The first official hemp crop in Louisiana is off to a rocky start. Many of the plants in the state are being hit by southern blight, a fungal disease. A soil-borne fungus called Sclerotium rolfsii is to blame for the problems.
“The pathogen has a wide host range and is known to cause disease on more than 500 plant species in 100 plant families,” Raj Singh, an LSY Ag Center plant doctor, said. “Some of the economically important vegetables include tomatoes, potatoes, peppers, eggplants, and cucurbits.”
With hemp, the plants will start to wilt and then turn brown and die off. Another sign is that the plants will have mycelium of the fungus and sclerotia at the base of the plant at the soil line as well as water-soaked legions. Even without a viable host, the fungus can survive in infected soil for several years.
There are many ways for the fungus to make it to the field. Infected plants could be planted initially, infested soil could be moved in, as well as equipment, tool, and debris.
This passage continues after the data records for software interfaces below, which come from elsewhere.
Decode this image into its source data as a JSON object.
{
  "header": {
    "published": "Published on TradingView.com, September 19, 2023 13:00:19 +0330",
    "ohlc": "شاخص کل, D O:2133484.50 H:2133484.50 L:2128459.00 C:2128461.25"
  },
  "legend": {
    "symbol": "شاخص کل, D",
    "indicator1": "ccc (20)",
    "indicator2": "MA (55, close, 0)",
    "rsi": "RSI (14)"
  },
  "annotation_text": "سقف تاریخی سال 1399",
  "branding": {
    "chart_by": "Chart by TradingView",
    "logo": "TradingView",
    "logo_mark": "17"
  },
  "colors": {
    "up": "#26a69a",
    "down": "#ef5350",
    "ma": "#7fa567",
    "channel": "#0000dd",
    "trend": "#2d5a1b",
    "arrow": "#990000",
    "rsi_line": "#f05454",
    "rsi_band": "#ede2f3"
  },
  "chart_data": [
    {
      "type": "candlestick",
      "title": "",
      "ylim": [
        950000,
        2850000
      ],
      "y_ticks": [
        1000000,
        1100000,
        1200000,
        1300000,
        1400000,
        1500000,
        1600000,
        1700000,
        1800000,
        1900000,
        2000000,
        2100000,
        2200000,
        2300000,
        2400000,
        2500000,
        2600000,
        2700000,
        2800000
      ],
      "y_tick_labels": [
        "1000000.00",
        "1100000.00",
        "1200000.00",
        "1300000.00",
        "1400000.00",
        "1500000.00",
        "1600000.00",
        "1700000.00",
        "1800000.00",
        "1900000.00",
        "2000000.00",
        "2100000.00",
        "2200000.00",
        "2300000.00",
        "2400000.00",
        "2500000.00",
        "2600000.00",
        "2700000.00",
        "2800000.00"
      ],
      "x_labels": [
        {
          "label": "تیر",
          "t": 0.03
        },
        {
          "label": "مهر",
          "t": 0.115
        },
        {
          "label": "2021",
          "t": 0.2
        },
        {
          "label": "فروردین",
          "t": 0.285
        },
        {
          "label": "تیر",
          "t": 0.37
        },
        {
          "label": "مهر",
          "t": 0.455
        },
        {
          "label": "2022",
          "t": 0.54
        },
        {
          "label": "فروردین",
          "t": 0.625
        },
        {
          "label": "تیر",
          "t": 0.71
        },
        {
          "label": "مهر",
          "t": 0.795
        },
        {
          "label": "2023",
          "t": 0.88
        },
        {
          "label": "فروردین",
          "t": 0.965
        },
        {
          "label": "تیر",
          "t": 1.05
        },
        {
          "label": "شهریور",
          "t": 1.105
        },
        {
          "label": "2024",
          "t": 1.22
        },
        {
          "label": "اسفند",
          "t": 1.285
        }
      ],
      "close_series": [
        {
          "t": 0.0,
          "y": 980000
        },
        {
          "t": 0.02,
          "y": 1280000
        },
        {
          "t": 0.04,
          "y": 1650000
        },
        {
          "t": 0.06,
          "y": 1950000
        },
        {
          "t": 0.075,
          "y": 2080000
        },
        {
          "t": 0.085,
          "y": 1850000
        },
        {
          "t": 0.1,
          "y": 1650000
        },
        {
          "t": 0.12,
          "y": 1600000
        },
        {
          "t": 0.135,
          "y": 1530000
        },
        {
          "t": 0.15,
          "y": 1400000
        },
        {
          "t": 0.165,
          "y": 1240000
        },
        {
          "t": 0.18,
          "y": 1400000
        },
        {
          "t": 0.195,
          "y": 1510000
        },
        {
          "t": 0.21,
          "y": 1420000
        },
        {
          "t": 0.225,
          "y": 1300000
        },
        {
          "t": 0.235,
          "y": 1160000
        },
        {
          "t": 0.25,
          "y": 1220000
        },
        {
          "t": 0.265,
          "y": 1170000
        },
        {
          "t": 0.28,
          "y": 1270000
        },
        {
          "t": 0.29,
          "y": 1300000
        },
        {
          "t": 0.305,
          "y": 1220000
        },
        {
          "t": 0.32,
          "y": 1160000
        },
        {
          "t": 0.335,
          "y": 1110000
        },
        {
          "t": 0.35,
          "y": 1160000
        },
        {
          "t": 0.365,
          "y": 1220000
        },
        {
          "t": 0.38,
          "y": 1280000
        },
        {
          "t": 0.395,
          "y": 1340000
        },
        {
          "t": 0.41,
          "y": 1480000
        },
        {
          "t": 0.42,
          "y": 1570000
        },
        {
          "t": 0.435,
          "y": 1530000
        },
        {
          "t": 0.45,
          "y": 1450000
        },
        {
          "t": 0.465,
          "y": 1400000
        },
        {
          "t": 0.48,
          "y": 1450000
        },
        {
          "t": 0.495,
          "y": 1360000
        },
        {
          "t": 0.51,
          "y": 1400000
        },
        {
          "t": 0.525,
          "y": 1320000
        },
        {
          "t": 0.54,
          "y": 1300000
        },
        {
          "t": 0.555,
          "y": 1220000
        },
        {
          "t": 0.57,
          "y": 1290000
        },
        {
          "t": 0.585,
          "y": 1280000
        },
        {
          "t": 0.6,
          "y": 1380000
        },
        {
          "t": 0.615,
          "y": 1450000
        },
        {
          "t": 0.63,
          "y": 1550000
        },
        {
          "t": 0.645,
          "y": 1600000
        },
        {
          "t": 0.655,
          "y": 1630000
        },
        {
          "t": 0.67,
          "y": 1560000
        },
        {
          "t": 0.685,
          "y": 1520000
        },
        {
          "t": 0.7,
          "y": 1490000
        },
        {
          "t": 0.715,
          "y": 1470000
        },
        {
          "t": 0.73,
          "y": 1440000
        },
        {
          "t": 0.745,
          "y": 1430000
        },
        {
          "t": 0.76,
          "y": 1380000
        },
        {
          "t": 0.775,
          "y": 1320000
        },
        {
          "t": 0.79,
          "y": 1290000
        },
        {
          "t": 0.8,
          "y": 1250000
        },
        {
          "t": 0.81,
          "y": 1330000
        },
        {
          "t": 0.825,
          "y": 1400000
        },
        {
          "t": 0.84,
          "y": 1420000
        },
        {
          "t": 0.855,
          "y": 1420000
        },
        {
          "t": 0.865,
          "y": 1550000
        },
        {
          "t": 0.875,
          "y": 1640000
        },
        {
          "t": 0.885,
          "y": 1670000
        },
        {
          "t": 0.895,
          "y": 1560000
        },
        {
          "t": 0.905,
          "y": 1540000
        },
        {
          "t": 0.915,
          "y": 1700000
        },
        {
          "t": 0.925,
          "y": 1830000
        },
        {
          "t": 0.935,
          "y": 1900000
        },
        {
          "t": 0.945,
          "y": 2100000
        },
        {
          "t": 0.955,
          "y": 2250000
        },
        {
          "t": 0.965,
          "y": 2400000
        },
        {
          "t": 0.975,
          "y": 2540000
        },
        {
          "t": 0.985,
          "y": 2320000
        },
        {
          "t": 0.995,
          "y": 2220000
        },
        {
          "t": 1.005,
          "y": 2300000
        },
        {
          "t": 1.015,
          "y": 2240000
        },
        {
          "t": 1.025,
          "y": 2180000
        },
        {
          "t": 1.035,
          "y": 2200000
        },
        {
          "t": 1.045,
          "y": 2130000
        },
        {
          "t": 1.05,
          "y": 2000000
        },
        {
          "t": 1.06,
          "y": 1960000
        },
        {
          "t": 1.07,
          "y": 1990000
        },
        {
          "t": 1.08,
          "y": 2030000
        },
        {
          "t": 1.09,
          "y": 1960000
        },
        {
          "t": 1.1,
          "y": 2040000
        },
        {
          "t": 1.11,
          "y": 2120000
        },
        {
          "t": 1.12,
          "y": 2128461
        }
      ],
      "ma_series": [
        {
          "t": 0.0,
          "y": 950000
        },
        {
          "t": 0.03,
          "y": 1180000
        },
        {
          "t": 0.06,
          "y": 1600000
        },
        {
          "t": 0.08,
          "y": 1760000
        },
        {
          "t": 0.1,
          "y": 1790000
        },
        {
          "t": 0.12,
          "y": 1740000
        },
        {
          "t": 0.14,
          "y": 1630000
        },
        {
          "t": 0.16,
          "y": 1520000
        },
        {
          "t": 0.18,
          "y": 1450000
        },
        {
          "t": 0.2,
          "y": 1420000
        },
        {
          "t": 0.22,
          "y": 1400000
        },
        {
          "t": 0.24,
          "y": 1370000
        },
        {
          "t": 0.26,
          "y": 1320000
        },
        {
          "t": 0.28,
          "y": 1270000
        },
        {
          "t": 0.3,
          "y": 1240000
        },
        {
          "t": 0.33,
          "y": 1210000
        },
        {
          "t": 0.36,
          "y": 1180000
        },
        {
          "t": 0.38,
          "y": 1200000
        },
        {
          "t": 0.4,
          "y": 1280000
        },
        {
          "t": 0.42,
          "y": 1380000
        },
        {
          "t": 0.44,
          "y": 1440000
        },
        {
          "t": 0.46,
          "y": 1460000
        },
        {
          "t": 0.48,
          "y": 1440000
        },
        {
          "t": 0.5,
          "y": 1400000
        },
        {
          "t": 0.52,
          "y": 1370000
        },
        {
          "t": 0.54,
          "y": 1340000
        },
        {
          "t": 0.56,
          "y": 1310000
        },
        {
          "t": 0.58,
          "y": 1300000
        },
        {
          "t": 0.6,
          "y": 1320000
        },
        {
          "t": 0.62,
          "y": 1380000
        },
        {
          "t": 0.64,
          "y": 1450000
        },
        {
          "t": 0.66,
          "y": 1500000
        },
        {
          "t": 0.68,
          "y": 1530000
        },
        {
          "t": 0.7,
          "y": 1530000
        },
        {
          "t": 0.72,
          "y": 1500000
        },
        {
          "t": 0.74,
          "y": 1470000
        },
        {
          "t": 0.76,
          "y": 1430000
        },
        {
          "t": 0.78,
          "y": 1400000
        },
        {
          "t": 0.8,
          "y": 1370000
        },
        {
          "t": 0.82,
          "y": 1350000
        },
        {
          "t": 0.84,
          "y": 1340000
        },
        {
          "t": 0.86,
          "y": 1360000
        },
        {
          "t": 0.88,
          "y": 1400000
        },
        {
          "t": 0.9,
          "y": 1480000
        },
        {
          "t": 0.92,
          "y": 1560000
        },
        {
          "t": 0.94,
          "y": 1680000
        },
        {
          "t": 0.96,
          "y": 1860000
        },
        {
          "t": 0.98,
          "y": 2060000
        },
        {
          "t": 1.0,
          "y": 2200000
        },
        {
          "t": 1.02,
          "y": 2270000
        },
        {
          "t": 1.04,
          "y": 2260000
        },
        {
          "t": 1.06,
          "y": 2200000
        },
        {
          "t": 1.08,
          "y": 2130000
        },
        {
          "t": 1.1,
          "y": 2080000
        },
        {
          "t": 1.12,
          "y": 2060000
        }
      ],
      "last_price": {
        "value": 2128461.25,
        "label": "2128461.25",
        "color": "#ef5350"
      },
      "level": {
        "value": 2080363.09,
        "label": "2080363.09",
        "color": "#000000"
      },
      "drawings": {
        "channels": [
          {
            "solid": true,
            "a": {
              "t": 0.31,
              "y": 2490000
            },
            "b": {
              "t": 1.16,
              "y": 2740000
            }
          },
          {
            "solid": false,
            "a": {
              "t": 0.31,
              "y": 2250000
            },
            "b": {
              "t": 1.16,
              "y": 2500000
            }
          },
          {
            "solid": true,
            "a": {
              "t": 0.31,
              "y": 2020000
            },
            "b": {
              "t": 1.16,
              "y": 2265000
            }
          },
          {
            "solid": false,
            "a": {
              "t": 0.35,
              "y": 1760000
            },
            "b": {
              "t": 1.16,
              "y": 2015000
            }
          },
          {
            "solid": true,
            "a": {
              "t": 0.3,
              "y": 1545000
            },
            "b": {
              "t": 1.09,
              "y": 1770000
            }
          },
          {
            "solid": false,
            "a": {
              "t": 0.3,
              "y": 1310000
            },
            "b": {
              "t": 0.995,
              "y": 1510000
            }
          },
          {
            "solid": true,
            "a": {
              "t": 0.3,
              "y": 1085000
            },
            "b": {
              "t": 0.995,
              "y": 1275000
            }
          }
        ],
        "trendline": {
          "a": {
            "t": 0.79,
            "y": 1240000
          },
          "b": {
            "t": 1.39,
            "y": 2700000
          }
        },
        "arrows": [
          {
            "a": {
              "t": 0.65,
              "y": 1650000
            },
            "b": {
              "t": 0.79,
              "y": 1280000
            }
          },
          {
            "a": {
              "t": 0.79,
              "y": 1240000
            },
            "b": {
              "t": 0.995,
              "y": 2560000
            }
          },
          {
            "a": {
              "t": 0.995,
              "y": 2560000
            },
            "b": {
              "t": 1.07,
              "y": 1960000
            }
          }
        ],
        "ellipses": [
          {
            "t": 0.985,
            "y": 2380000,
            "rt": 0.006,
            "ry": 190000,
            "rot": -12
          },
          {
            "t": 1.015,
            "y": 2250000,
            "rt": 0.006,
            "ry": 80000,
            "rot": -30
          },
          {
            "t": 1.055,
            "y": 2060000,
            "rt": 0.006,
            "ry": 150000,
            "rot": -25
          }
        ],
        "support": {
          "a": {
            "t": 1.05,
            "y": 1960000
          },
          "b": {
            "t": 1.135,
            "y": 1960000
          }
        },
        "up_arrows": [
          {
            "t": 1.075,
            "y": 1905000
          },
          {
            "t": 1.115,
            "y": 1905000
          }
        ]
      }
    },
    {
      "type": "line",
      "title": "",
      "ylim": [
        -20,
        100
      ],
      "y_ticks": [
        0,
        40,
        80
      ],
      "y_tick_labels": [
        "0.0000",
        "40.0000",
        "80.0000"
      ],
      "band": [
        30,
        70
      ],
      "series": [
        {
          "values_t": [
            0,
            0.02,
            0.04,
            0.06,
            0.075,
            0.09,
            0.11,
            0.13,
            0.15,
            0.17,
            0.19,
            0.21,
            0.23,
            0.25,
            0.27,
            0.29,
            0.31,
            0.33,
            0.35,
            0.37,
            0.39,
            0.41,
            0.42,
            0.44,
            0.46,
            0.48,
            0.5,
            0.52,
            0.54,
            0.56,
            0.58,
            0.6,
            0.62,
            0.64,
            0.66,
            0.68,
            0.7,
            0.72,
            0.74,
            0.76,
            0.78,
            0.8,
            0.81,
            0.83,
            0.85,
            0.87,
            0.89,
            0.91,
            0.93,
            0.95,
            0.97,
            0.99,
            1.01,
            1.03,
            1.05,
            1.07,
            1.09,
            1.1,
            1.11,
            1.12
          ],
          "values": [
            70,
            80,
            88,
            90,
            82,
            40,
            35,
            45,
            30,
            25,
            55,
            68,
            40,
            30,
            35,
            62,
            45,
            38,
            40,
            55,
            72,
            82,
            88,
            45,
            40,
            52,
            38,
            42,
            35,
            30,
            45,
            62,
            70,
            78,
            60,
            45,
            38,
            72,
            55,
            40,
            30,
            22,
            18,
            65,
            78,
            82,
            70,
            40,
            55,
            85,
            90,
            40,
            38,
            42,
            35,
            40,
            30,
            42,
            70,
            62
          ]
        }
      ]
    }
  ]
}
Even the irrigation water can spread the fungi.
“Management of southern blight warrants an integrated disease management approach,” said Singn. “Growers must plant disease-free, healthy transplants and avoid physical injury to roots and lower stems while handling and transplanting the seedlings.”
There isn’t even a fungicide that is effective, farmers are stuck working around the disease and being careful not to let is spread.